(TASK INPUTS begins)

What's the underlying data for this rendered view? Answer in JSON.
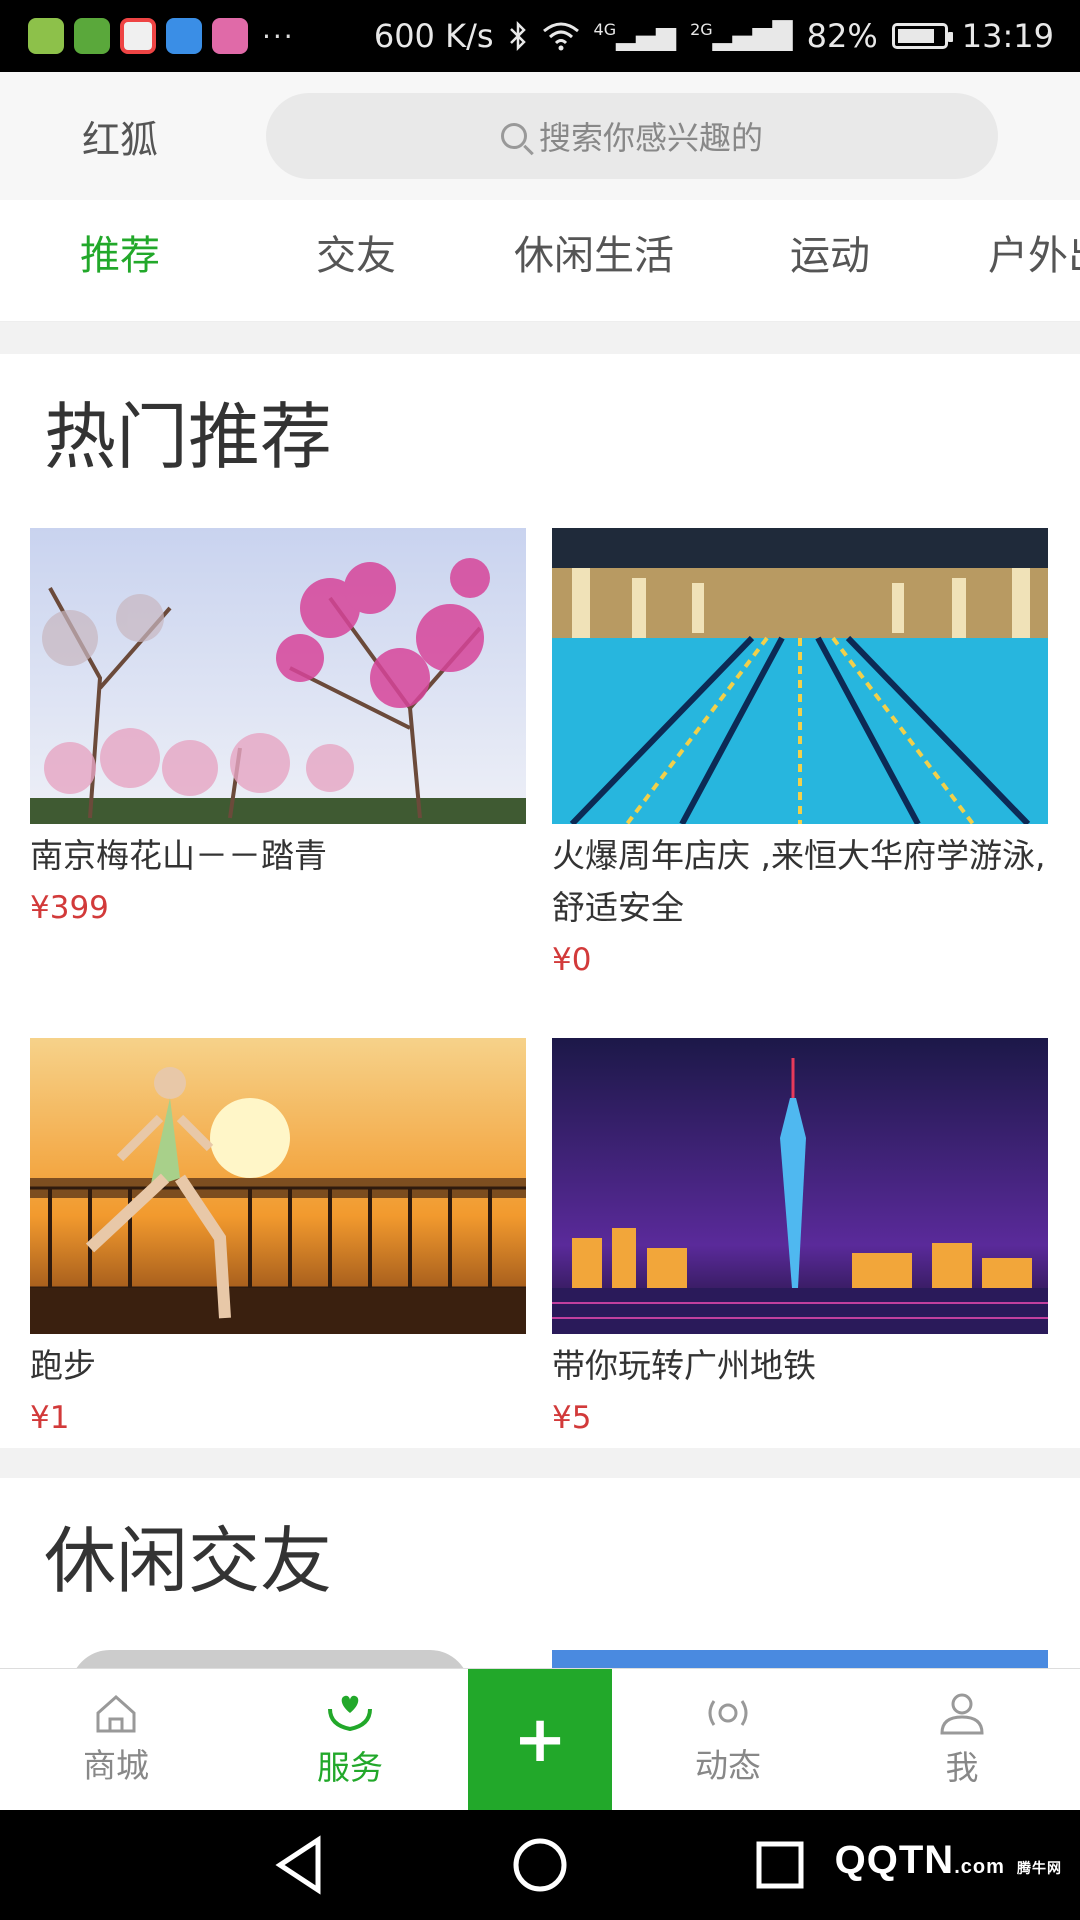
{
  "status_bar": {
    "speed": "600 K/s",
    "net1": "4G",
    "net2": "2G",
    "battery_text": "82%",
    "battery_level": 0.82,
    "time": "13:19",
    "more": "···"
  },
  "header": {
    "brand": "红狐",
    "search_placeholder": "搜索你感兴趣的"
  },
  "tabs": [
    {
      "label": "推荐",
      "active": true
    },
    {
      "label": "交友",
      "active": false
    },
    {
      "label": "休闲生活",
      "active": false
    },
    {
      "label": "运动",
      "active": false
    },
    {
      "label": "户外出",
      "active": false
    }
  ],
  "sections": [
    {
      "title": "热门推荐",
      "cards": [
        {
          "title": "南京梅花山－－踏青",
          "price": "¥399",
          "image": "plum-blossom-trees"
        },
        {
          "title": "火爆周年店庆 ,来恒大华府学游泳,舒适安全",
          "price": "¥0",
          "image": "indoor-swimming-pool"
        },
        {
          "title": "跑步",
          "price": "¥1",
          "image": "runner-at-sunset"
        },
        {
          "title": "带你玩转广州地铁",
          "price": "¥5",
          "image": "canton-tower-night"
        }
      ]
    },
    {
      "title": "休闲交友"
    }
  ],
  "bottom_nav": [
    {
      "label": "商城",
      "icon": "home-icon",
      "active": false
    },
    {
      "label": "服务",
      "icon": "heart-hands-icon",
      "active": true
    },
    {
      "label": "+",
      "icon": "plus-icon",
      "active": false
    },
    {
      "label": "动态",
      "icon": "broadcast-icon",
      "active": false
    },
    {
      "label": "我",
      "icon": "person-icon",
      "active": false
    }
  ],
  "watermark": {
    "text": "QQTN",
    "suffix": ".com",
    "tag": "腾牛网"
  },
  "colors": {
    "accent": "#22a82a",
    "price": "#d23a3a"
  }
}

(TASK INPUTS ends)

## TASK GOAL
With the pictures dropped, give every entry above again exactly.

## RESULT OF THIS EXERCISE
What's the underlying data for this rendered view? Answer in JSON.
{
  "status_bar": {
    "speed": "600 K/s",
    "net1": "4G",
    "net2": "2G",
    "battery_text": "82%",
    "battery_level": 0.82,
    "time": "13:19",
    "more": "···"
  },
  "header": {
    "brand": "红狐",
    "search_placeholder": "搜索你感兴趣的"
  },
  "tabs": [
    {
      "label": "推荐",
      "active": true
    },
    {
      "label": "交友",
      "active": false
    },
    {
      "label": "休闲生活",
      "active": false
    },
    {
      "label": "运动",
      "active": false
    },
    {
      "label": "户外出",
      "active": false
    }
  ],
  "sections": [
    {
      "title": "热门推荐",
      "cards": [
        {
          "title": "南京梅花山－－踏青",
          "price": "¥399",
          "image": "plum-blossom-trees"
        },
        {
          "title": "火爆周年店庆 ,来恒大华府学游泳,舒适安全",
          "price": "¥0",
          "image": "indoor-swimming-pool"
        },
        {
          "title": "跑步",
          "price": "¥1",
          "image": "runner-at-sunset"
        },
        {
          "title": "带你玩转广州地铁",
          "price": "¥5",
          "image": "canton-tower-night"
        }
      ]
    },
    {
      "title": "休闲交友"
    }
  ],
  "bottom_nav": [
    {
      "label": "商城",
      "icon": "home-icon",
      "active": false
    },
    {
      "label": "服务",
      "icon": "heart-hands-icon",
      "active": true
    },
    {
      "label": "+",
      "icon": "plus-icon",
      "active": false
    },
    {
      "label": "动态",
      "icon": "broadcast-icon",
      "active": false
    },
    {
      "label": "我",
      "icon": "person-icon",
      "active": false
    }
  ],
  "watermark": {
    "text": "QQTN",
    "suffix": ".com",
    "tag": "腾牛网"
  },
  "colors": {
    "accent": "#22a82a",
    "price": "#d23a3a"
  }
}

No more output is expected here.